Interface dataset entries:
++++++++

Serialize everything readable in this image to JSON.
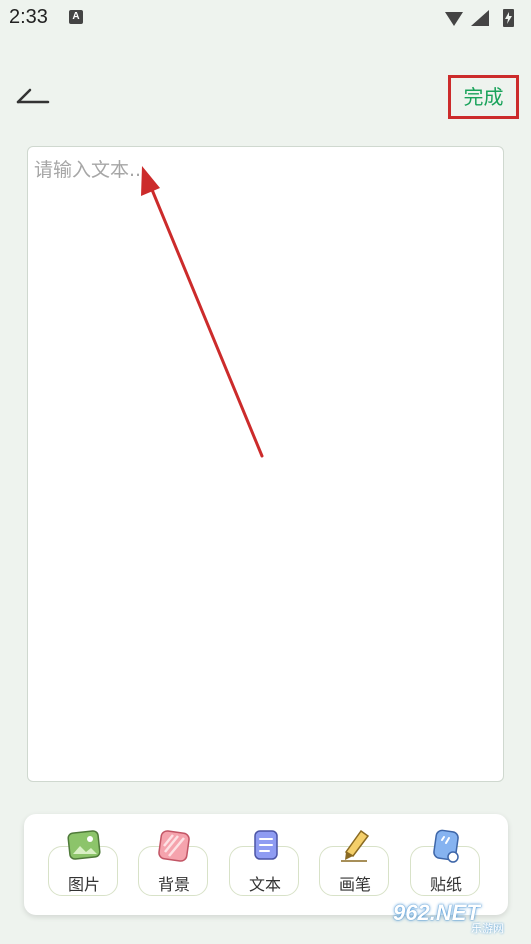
{
  "status_bar": {
    "time": "2:33",
    "notification_icon": "A"
  },
  "header": {
    "back_icon": "back-icon",
    "done_label": "完成"
  },
  "editor": {
    "placeholder": "请输入文本..."
  },
  "toolbar": {
    "items": [
      {
        "label": "图片",
        "icon": "image-icon"
      },
      {
        "label": "背景",
        "icon": "background-icon"
      },
      {
        "label": "文本",
        "icon": "text-icon"
      },
      {
        "label": "画笔",
        "icon": "brush-icon"
      },
      {
        "label": "贴纸",
        "icon": "sticker-icon"
      }
    ]
  },
  "watermark": {
    "text": "962.NET",
    "sub": "乐游网"
  },
  "colors": {
    "accent": "#1aa35b",
    "annotation_red": "#cc2b2b",
    "background": "#eef3ee"
  }
}
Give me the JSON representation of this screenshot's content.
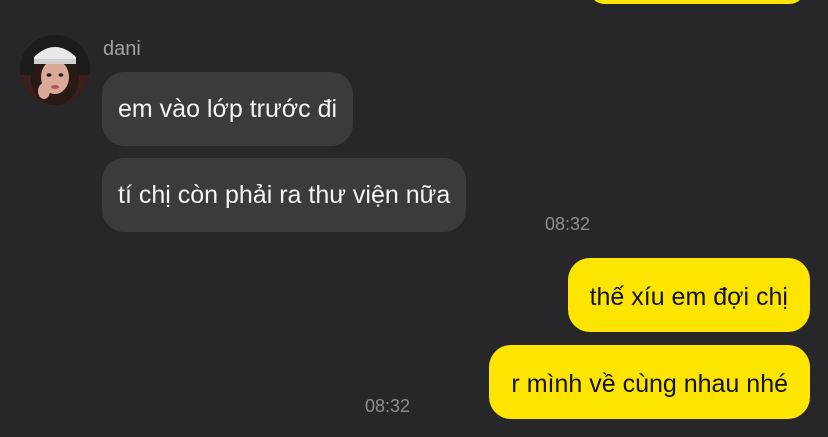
{
  "chat": {
    "sender": {
      "name": "dani",
      "avatar": "profile-photo-avatar"
    },
    "messages": [
      {
        "direction": "incoming",
        "text": "em vào lớp trước đi"
      },
      {
        "direction": "incoming",
        "text": "tí chị còn phải ra thư viện nữa"
      },
      {
        "direction": "outgoing",
        "text": "thế xíu em đợi chị"
      },
      {
        "direction": "outgoing",
        "text": "r mình về cùng nhau nhé"
      }
    ],
    "timestamps": {
      "incoming_group": "08:32",
      "outgoing_group": "08:32"
    }
  },
  "colors": {
    "background": "#27272a",
    "incoming_bubble": "#3b3b3e",
    "outgoing_bubble": "#fde500",
    "incoming_text": "#f4f4f5",
    "outgoing_text": "#111111",
    "timestamp": "#8e8e93"
  }
}
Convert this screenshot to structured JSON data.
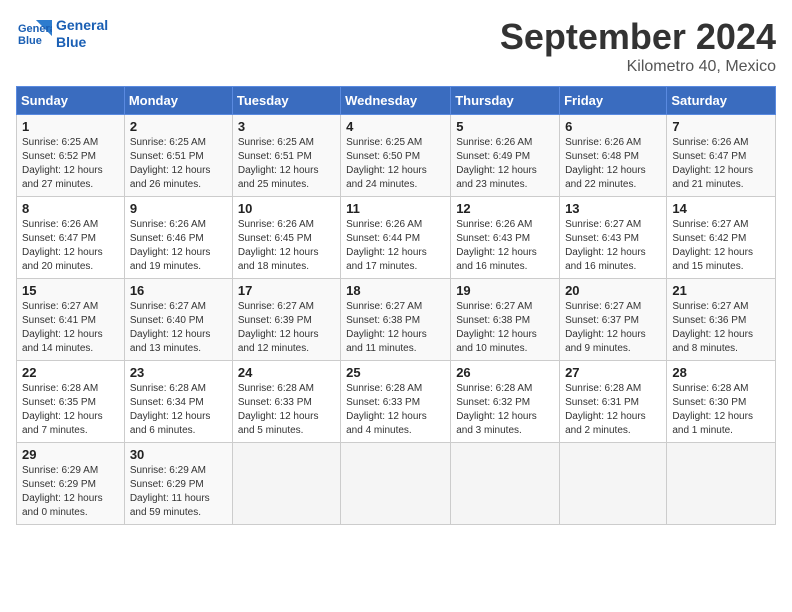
{
  "header": {
    "logo_line1": "General",
    "logo_line2": "Blue",
    "month": "September 2024",
    "location": "Kilometro 40, Mexico"
  },
  "weekdays": [
    "Sunday",
    "Monday",
    "Tuesday",
    "Wednesday",
    "Thursday",
    "Friday",
    "Saturday"
  ],
  "weeks": [
    [
      {
        "day": "1",
        "info": "Sunrise: 6:25 AM\nSunset: 6:52 PM\nDaylight: 12 hours\nand 27 minutes."
      },
      {
        "day": "2",
        "info": "Sunrise: 6:25 AM\nSunset: 6:51 PM\nDaylight: 12 hours\nand 26 minutes."
      },
      {
        "day": "3",
        "info": "Sunrise: 6:25 AM\nSunset: 6:51 PM\nDaylight: 12 hours\nand 25 minutes."
      },
      {
        "day": "4",
        "info": "Sunrise: 6:25 AM\nSunset: 6:50 PM\nDaylight: 12 hours\nand 24 minutes."
      },
      {
        "day": "5",
        "info": "Sunrise: 6:26 AM\nSunset: 6:49 PM\nDaylight: 12 hours\nand 23 minutes."
      },
      {
        "day": "6",
        "info": "Sunrise: 6:26 AM\nSunset: 6:48 PM\nDaylight: 12 hours\nand 22 minutes."
      },
      {
        "day": "7",
        "info": "Sunrise: 6:26 AM\nSunset: 6:47 PM\nDaylight: 12 hours\nand 21 minutes."
      }
    ],
    [
      {
        "day": "8",
        "info": "Sunrise: 6:26 AM\nSunset: 6:47 PM\nDaylight: 12 hours\nand 20 minutes."
      },
      {
        "day": "9",
        "info": "Sunrise: 6:26 AM\nSunset: 6:46 PM\nDaylight: 12 hours\nand 19 minutes."
      },
      {
        "day": "10",
        "info": "Sunrise: 6:26 AM\nSunset: 6:45 PM\nDaylight: 12 hours\nand 18 minutes."
      },
      {
        "day": "11",
        "info": "Sunrise: 6:26 AM\nSunset: 6:44 PM\nDaylight: 12 hours\nand 17 minutes."
      },
      {
        "day": "12",
        "info": "Sunrise: 6:26 AM\nSunset: 6:43 PM\nDaylight: 12 hours\nand 16 minutes."
      },
      {
        "day": "13",
        "info": "Sunrise: 6:27 AM\nSunset: 6:43 PM\nDaylight: 12 hours\nand 16 minutes."
      },
      {
        "day": "14",
        "info": "Sunrise: 6:27 AM\nSunset: 6:42 PM\nDaylight: 12 hours\nand 15 minutes."
      }
    ],
    [
      {
        "day": "15",
        "info": "Sunrise: 6:27 AM\nSunset: 6:41 PM\nDaylight: 12 hours\nand 14 minutes."
      },
      {
        "day": "16",
        "info": "Sunrise: 6:27 AM\nSunset: 6:40 PM\nDaylight: 12 hours\nand 13 minutes."
      },
      {
        "day": "17",
        "info": "Sunrise: 6:27 AM\nSunset: 6:39 PM\nDaylight: 12 hours\nand 12 minutes."
      },
      {
        "day": "18",
        "info": "Sunrise: 6:27 AM\nSunset: 6:38 PM\nDaylight: 12 hours\nand 11 minutes."
      },
      {
        "day": "19",
        "info": "Sunrise: 6:27 AM\nSunset: 6:38 PM\nDaylight: 12 hours\nand 10 minutes."
      },
      {
        "day": "20",
        "info": "Sunrise: 6:27 AM\nSunset: 6:37 PM\nDaylight: 12 hours\nand 9 minutes."
      },
      {
        "day": "21",
        "info": "Sunrise: 6:27 AM\nSunset: 6:36 PM\nDaylight: 12 hours\nand 8 minutes."
      }
    ],
    [
      {
        "day": "22",
        "info": "Sunrise: 6:28 AM\nSunset: 6:35 PM\nDaylight: 12 hours\nand 7 minutes."
      },
      {
        "day": "23",
        "info": "Sunrise: 6:28 AM\nSunset: 6:34 PM\nDaylight: 12 hours\nand 6 minutes."
      },
      {
        "day": "24",
        "info": "Sunrise: 6:28 AM\nSunset: 6:33 PM\nDaylight: 12 hours\nand 5 minutes."
      },
      {
        "day": "25",
        "info": "Sunrise: 6:28 AM\nSunset: 6:33 PM\nDaylight: 12 hours\nand 4 minutes."
      },
      {
        "day": "26",
        "info": "Sunrise: 6:28 AM\nSunset: 6:32 PM\nDaylight: 12 hours\nand 3 minutes."
      },
      {
        "day": "27",
        "info": "Sunrise: 6:28 AM\nSunset: 6:31 PM\nDaylight: 12 hours\nand 2 minutes."
      },
      {
        "day": "28",
        "info": "Sunrise: 6:28 AM\nSunset: 6:30 PM\nDaylight: 12 hours\nand 1 minute."
      }
    ],
    [
      {
        "day": "29",
        "info": "Sunrise: 6:29 AM\nSunset: 6:29 PM\nDaylight: 12 hours\nand 0 minutes."
      },
      {
        "day": "30",
        "info": "Sunrise: 6:29 AM\nSunset: 6:29 PM\nDaylight: 11 hours\nand 59 minutes."
      },
      {
        "day": "",
        "info": ""
      },
      {
        "day": "",
        "info": ""
      },
      {
        "day": "",
        "info": ""
      },
      {
        "day": "",
        "info": ""
      },
      {
        "day": "",
        "info": ""
      }
    ]
  ]
}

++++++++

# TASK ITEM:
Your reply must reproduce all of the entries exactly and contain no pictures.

# SOLUTION TO THE PROBLEM:
Serialize everything readable in this image to JSON.
{
  "status_bar": {
    "time": "2:33",
    "notification_icon": "A"
  },
  "header": {
    "back_icon": "back-icon",
    "done_label": "完成"
  },
  "editor": {
    "placeholder": "请输入文本..."
  },
  "toolbar": {
    "items": [
      {
        "label": "图片",
        "icon": "image-icon"
      },
      {
        "label": "背景",
        "icon": "background-icon"
      },
      {
        "label": "文本",
        "icon": "text-icon"
      },
      {
        "label": "画笔",
        "icon": "brush-icon"
      },
      {
        "label": "贴纸",
        "icon": "sticker-icon"
      }
    ]
  },
  "watermark": {
    "text": "962.NET",
    "sub": "乐游网"
  },
  "colors": {
    "accent": "#1aa35b",
    "annotation_red": "#cc2b2b",
    "background": "#eef3ee"
  }
}
Give me the JSON representation of this screenshot's content.
{
  "chat": {
    "sender": {
      "name": "dani",
      "avatar": "profile-photo-avatar"
    },
    "messages": [
      {
        "direction": "incoming",
        "text": "em vào lớp trước đi"
      },
      {
        "direction": "incoming",
        "text": "tí chị còn phải ra thư viện nữa"
      },
      {
        "direction": "outgoing",
        "text": "thế xíu em đợi chị"
      },
      {
        "direction": "outgoing",
        "text": "r mình về cùng nhau nhé"
      }
    ],
    "timestamps": {
      "incoming_group": "08:32",
      "outgoing_group": "08:32"
    }
  },
  "colors": {
    "background": "#27272a",
    "incoming_bubble": "#3b3b3e",
    "outgoing_bubble": "#fde500",
    "incoming_text": "#f4f4f5",
    "outgoing_text": "#111111",
    "timestamp": "#8e8e93"
  }
}
Convert this screenshot to structured JSON data.
{
  "header": {
    "logo_line1": "General",
    "logo_line2": "Blue",
    "month": "September 2024",
    "location": "Kilometro 40, Mexico"
  },
  "weekdays": [
    "Sunday",
    "Monday",
    "Tuesday",
    "Wednesday",
    "Thursday",
    "Friday",
    "Saturday"
  ],
  "weeks": [
    [
      {
        "day": "1",
        "info": "Sunrise: 6:25 AM\nSunset: 6:52 PM\nDaylight: 12 hours\nand 27 minutes."
      },
      {
        "day": "2",
        "info": "Sunrise: 6:25 AM\nSunset: 6:51 PM\nDaylight: 12 hours\nand 26 minutes."
      },
      {
        "day": "3",
        "info": "Sunrise: 6:25 AM\nSunset: 6:51 PM\nDaylight: 12 hours\nand 25 minutes."
      },
      {
        "day": "4",
        "info": "Sunrise: 6:25 AM\nSunset: 6:50 PM\nDaylight: 12 hours\nand 24 minutes."
      },
      {
        "day": "5",
        "info": "Sunrise: 6:26 AM\nSunset: 6:49 PM\nDaylight: 12 hours\nand 23 minutes."
      },
      {
        "day": "6",
        "info": "Sunrise: 6:26 AM\nSunset: 6:48 PM\nDaylight: 12 hours\nand 22 minutes."
      },
      {
        "day": "7",
        "info": "Sunrise: 6:26 AM\nSunset: 6:47 PM\nDaylight: 12 hours\nand 21 minutes."
      }
    ],
    [
      {
        "day": "8",
        "info": "Sunrise: 6:26 AM\nSunset: 6:47 PM\nDaylight: 12 hours\nand 20 minutes."
      },
      {
        "day": "9",
        "info": "Sunrise: 6:26 AM\nSunset: 6:46 PM\nDaylight: 12 hours\nand 19 minutes."
      },
      {
        "day": "10",
        "info": "Sunrise: 6:26 AM\nSunset: 6:45 PM\nDaylight: 12 hours\nand 18 minutes."
      },
      {
        "day": "11",
        "info": "Sunrise: 6:26 AM\nSunset: 6:44 PM\nDaylight: 12 hours\nand 17 minutes."
      },
      {
        "day": "12",
        "info": "Sunrise: 6:26 AM\nSunset: 6:43 PM\nDaylight: 12 hours\nand 16 minutes."
      },
      {
        "day": "13",
        "info": "Sunrise: 6:27 AM\nSunset: 6:43 PM\nDaylight: 12 hours\nand 16 minutes."
      },
      {
        "day": "14",
        "info": "Sunrise: 6:27 AM\nSunset: 6:42 PM\nDaylight: 12 hours\nand 15 minutes."
      }
    ],
    [
      {
        "day": "15",
        "info": "Sunrise: 6:27 AM\nSunset: 6:41 PM\nDaylight: 12 hours\nand 14 minutes."
      },
      {
        "day": "16",
        "info": "Sunrise: 6:27 AM\nSunset: 6:40 PM\nDaylight: 12 hours\nand 13 minutes."
      },
      {
        "day": "17",
        "info": "Sunrise: 6:27 AM\nSunset: 6:39 PM\nDaylight: 12 hours\nand 12 minutes."
      },
      {
        "day": "18",
        "info": "Sunrise: 6:27 AM\nSunset: 6:38 PM\nDaylight: 12 hours\nand 11 minutes."
      },
      {
        "day": "19",
        "info": "Sunrise: 6:27 AM\nSunset: 6:38 PM\nDaylight: 12 hours\nand 10 minutes."
      },
      {
        "day": "20",
        "info": "Sunrise: 6:27 AM\nSunset: 6:37 PM\nDaylight: 12 hours\nand 9 minutes."
      },
      {
        "day": "21",
        "info": "Sunrise: 6:27 AM\nSunset: 6:36 PM\nDaylight: 12 hours\nand 8 minutes."
      }
    ],
    [
      {
        "day": "22",
        "info": "Sunrise: 6:28 AM\nSunset: 6:35 PM\nDaylight: 12 hours\nand 7 minutes."
      },
      {
        "day": "23",
        "info": "Sunrise: 6:28 AM\nSunset: 6:34 PM\nDaylight: 12 hours\nand 6 minutes."
      },
      {
        "day": "24",
        "info": "Sunrise: 6:28 AM\nSunset: 6:33 PM\nDaylight: 12 hours\nand 5 minutes."
      },
      {
        "day": "25",
        "info": "Sunrise: 6:28 AM\nSunset: 6:33 PM\nDaylight: 12 hours\nand 4 minutes."
      },
      {
        "day": "26",
        "info": "Sunrise: 6:28 AM\nSunset: 6:32 PM\nDaylight: 12 hours\nand 3 minutes."
      },
      {
        "day": "27",
        "info": "Sunrise: 6:28 AM\nSunset: 6:31 PM\nDaylight: 12 hours\nand 2 minutes."
      },
      {
        "day": "28",
        "info": "Sunrise: 6:28 AM\nSunset: 6:30 PM\nDaylight: 12 hours\nand 1 minute."
      }
    ],
    [
      {
        "day": "29",
        "info": "Sunrise: 6:29 AM\nSunset: 6:29 PM\nDaylight: 12 hours\nand 0 minutes."
      },
      {
        "day": "30",
        "info": "Sunrise: 6:29 AM\nSunset: 6:29 PM\nDaylight: 11 hours\nand 59 minutes."
      },
      {
        "day": "",
        "info": ""
      },
      {
        "day": "",
        "info": ""
      },
      {
        "day": "",
        "info": ""
      },
      {
        "day": "",
        "info": ""
      },
      {
        "day": "",
        "info": ""
      }
    ]
  ]
}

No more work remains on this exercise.